Apple blossoms are the soothing balm to my disappointment of not catching the cherry blossoms this year in my garden. I was in Singapore and came back only to see the cherry blossoms "snowing" their petals onto the grass.
|Apple blossoms in my neighbour's garden|
Apple blossoms look almost like cherry blossoms, except perhaps the latter is pinker in the flower centres.
These cherry blossoms, or sakura, look almost transparent. Aren't they beautiful?
I just realised that the "fruit buds" grow from the centre while they shed their... "pistols". Erm, this is clear evidence that Biology has been washed out of my brain to the drain. Sorry, Miss Leong.
|Back to apple blossoms with their yellow centres...|

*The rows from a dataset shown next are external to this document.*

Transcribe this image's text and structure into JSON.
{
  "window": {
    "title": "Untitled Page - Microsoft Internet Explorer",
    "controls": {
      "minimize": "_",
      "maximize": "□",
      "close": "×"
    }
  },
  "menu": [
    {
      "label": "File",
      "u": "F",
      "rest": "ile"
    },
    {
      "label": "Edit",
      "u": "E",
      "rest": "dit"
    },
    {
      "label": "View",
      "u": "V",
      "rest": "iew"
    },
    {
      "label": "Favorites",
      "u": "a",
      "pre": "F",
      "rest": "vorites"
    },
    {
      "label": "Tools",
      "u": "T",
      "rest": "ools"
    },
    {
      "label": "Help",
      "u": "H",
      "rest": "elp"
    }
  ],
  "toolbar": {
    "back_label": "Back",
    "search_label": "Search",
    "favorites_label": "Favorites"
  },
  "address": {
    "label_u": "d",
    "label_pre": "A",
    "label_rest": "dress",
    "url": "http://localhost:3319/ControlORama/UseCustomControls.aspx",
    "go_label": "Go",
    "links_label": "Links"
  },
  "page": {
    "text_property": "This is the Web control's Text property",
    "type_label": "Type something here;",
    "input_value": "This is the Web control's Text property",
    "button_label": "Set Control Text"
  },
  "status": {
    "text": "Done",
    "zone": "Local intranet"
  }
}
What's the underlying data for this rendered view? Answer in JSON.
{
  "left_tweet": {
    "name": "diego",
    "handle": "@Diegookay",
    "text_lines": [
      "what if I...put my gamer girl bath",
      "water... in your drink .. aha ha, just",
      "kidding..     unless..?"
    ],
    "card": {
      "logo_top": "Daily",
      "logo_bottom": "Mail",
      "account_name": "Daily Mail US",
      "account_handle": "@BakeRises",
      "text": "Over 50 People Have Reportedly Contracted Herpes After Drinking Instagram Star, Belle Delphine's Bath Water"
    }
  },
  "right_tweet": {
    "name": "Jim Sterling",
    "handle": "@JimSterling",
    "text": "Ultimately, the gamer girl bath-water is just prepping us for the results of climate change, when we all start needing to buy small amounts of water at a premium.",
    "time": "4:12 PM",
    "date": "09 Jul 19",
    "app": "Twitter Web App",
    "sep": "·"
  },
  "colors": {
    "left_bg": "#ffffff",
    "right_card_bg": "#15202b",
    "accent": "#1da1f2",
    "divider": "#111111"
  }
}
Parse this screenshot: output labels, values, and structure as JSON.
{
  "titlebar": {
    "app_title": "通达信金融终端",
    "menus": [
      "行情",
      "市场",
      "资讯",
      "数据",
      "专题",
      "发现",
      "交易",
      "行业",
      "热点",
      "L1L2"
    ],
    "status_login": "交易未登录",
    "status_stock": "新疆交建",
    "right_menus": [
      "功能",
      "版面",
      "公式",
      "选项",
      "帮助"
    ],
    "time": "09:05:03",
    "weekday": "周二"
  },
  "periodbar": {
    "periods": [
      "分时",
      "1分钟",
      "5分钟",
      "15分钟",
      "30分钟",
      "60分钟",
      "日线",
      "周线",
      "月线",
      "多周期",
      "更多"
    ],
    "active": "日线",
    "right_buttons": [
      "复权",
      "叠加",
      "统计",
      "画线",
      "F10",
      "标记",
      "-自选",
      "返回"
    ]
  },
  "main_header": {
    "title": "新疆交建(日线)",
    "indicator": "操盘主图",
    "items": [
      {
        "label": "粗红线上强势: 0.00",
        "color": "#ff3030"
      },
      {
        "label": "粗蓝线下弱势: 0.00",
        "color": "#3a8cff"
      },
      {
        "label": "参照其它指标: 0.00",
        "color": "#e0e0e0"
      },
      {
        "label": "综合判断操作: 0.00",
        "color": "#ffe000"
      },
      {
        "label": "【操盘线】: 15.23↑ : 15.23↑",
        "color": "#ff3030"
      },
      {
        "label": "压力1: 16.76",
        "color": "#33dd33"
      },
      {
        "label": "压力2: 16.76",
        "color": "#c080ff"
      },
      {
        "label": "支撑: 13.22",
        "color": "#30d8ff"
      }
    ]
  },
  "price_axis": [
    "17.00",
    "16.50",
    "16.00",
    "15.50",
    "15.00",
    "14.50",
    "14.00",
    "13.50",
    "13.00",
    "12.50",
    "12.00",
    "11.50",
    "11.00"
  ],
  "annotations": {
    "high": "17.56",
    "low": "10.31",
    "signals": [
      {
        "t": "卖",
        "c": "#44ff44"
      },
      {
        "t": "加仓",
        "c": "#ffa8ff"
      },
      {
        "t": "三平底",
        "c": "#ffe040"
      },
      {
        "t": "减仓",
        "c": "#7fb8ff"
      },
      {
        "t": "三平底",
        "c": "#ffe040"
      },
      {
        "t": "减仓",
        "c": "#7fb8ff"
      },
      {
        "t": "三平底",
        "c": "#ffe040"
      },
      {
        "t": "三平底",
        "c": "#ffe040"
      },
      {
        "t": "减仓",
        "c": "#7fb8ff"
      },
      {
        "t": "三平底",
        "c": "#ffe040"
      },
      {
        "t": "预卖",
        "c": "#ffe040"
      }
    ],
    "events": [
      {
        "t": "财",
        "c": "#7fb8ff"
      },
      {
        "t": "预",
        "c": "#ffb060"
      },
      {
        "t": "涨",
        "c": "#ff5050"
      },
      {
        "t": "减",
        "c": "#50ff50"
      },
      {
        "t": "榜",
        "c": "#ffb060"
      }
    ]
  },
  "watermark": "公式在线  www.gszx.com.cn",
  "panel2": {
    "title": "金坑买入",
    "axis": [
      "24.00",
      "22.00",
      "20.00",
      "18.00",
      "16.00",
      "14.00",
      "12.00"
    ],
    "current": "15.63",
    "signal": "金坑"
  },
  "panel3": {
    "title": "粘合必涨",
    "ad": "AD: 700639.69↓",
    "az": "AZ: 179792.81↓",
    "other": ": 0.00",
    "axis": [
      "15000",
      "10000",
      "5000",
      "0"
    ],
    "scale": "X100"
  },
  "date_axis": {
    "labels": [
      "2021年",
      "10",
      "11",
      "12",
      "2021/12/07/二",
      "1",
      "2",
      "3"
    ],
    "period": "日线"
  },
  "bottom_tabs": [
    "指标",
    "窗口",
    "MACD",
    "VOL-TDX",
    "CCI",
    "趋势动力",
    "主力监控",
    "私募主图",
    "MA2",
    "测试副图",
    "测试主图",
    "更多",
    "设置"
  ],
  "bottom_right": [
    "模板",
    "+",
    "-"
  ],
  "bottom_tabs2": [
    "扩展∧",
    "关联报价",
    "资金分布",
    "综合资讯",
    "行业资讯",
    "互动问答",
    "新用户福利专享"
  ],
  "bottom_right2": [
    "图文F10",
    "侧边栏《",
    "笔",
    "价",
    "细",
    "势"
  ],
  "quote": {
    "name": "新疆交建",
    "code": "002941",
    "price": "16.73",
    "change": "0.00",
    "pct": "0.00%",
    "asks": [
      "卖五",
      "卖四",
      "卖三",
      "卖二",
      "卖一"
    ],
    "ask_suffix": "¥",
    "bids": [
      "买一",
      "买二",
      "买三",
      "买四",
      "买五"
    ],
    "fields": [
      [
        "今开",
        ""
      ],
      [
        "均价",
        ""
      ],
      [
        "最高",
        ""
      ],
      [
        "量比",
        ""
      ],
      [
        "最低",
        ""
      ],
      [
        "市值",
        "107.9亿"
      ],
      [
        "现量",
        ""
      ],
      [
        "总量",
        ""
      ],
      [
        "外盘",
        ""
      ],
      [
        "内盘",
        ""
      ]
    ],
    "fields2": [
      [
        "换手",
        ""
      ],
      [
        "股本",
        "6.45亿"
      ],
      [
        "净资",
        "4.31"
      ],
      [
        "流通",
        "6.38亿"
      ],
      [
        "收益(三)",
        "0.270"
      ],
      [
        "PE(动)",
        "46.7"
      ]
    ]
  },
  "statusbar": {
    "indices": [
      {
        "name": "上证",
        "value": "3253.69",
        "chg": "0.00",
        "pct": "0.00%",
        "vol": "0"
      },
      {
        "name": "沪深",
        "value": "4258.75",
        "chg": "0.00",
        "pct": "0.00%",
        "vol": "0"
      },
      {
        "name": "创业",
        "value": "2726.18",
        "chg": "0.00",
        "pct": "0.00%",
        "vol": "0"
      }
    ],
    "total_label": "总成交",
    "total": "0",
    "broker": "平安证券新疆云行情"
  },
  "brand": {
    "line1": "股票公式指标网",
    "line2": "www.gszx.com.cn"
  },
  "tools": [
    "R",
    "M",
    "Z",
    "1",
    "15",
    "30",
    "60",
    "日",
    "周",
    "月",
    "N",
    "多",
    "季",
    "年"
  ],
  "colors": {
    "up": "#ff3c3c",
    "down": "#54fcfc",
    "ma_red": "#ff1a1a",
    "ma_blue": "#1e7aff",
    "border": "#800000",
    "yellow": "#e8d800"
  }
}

The view under the apple blossoms are fantastic. Pity I can't sit under it and picnic like the Japanese do during hanami, the cherry blossom season. It is my dream to visit Japan, travelling from the south to the north to catch the cherry blossoms blooming in different Japanese cities, as the flowers open first in the south, then upwards towards the north.
|Pretty little blue flowers|
I don't know the name of this pretty blue grass flower, but they are so dainty and beautiful.
Pity I have to mow them down when the grass is too long. They are really hard to save, so I captured them with my camera.
|Gigantic rhubarb bush from the dinosaur age|
This rhubarb bush is trying to dominate the garden. First to bud and blossom in spring, last to shed before winter, the rhubarb is one of the hardiest plants I've observed. Mr Rocky Rhubarb thinks he's the king of the garden, growing fast and furious.
According to Wikipedia and Wisegeek, rhubarb stalks are edible but leaves are toxic. I've cooked the stalks before but heard that some acid in the stalks are not good for the kidneys. Haven't found any evidence on the internet though, so I guess I should stop throwing them away (!!!)
Yes, I admit out of ignorance, I've been throwing them away because they grow too fast for us to eat. Perhaps now I can make them into a jam instead, but it's a lot of work to peel the stalks one by one and then cut them up. But they pretty much cook themselves if you just put in a little water and leave the pot covered for 20 min on medium heat. I added some apples too, sugar and nutmeg.
The flowers grew up so massive that they were even taller than me. I had to cut them off, according to my mum-in-law, because they took too much energy from Rocky. I took pictures before I used a saw on them.
|The towering white giants|
Look, it's even higher than our garage roof! We had two rhubarb flower stalks like this.
|The edible red rhubarb stalks|
Rocky Rhubarb's stalks are hidden under the gigantic leaves, which are supposedly poisonous. Apparently he has the same ancestry as mine - China! Stalks are used as a medicinal herb in Chinese medicine. Most stalks are red, although some big ones can be light green too.
|Rhubarb leaf versus garden glove. Leaf wins.|
This leaf + stalk reminds me of those ancient Chinese fabric fans used by pretty serving ladies to fan the emperors of Chinese dynasties. That's the reward the emperors get sitting on their thrones. They get fanned all the time (at least in the ancient Chinese tv soap operas), with fans that are a bigger version of these babies.
By trimming the rhubarb leaves, I was hoping to give my wild strawberries (living next door to Mr. Rocky Rhubarb) a chance to grow bigger.
There they are, my little Strawberry-Shortcakes! Aren't they adorable?
Ah, I love spring time in Norway.